> **The problem**
Please copy each line from the entries that contains the string "kafka".

> **Records provided**
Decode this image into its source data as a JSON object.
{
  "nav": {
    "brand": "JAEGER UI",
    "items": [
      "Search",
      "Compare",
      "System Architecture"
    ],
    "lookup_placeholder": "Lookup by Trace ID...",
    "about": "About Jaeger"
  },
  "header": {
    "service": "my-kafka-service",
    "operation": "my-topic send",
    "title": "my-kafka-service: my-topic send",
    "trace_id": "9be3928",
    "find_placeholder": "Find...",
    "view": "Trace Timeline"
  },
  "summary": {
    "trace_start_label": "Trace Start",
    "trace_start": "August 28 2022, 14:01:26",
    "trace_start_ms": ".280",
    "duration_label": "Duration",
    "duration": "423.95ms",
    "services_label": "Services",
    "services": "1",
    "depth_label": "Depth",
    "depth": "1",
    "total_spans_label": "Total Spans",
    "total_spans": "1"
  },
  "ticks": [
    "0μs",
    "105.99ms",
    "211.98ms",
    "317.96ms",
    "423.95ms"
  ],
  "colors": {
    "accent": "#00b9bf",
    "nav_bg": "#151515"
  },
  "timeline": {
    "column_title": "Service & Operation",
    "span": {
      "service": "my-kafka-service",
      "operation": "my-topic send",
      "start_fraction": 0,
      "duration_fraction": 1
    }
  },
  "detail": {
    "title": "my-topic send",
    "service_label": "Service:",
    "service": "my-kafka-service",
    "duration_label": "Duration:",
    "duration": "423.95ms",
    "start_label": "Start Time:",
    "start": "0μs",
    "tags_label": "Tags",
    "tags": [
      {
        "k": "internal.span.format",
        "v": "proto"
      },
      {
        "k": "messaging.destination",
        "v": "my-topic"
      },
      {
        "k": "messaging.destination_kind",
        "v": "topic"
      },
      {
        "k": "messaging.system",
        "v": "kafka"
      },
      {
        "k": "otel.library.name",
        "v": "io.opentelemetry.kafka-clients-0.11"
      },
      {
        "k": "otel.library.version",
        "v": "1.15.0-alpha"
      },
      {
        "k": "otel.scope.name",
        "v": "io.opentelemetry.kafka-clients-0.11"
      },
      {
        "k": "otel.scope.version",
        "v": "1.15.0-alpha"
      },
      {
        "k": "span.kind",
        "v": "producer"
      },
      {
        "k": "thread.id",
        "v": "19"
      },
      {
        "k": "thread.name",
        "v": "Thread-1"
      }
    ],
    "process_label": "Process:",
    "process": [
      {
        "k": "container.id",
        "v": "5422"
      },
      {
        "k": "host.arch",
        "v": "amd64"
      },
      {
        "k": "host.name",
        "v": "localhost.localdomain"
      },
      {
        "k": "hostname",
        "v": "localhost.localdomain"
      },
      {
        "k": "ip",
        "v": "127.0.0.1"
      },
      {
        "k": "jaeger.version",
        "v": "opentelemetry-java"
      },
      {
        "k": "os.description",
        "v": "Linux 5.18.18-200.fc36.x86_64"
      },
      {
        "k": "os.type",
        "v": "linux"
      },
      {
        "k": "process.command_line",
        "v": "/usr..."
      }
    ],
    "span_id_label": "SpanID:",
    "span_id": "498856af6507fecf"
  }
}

> **Reply to the exercise**
    "service": "my-kafka-service",
    "title": "my-kafka-service: my-topic send",
      "service": "my-kafka-service",
    "service": "my-kafka-service",
        "v": "kafka"
        "v": "io.opentelemetry.kafka-clients-0.11"
        "v": "io.opentelemetry.kafka-clients-0.11"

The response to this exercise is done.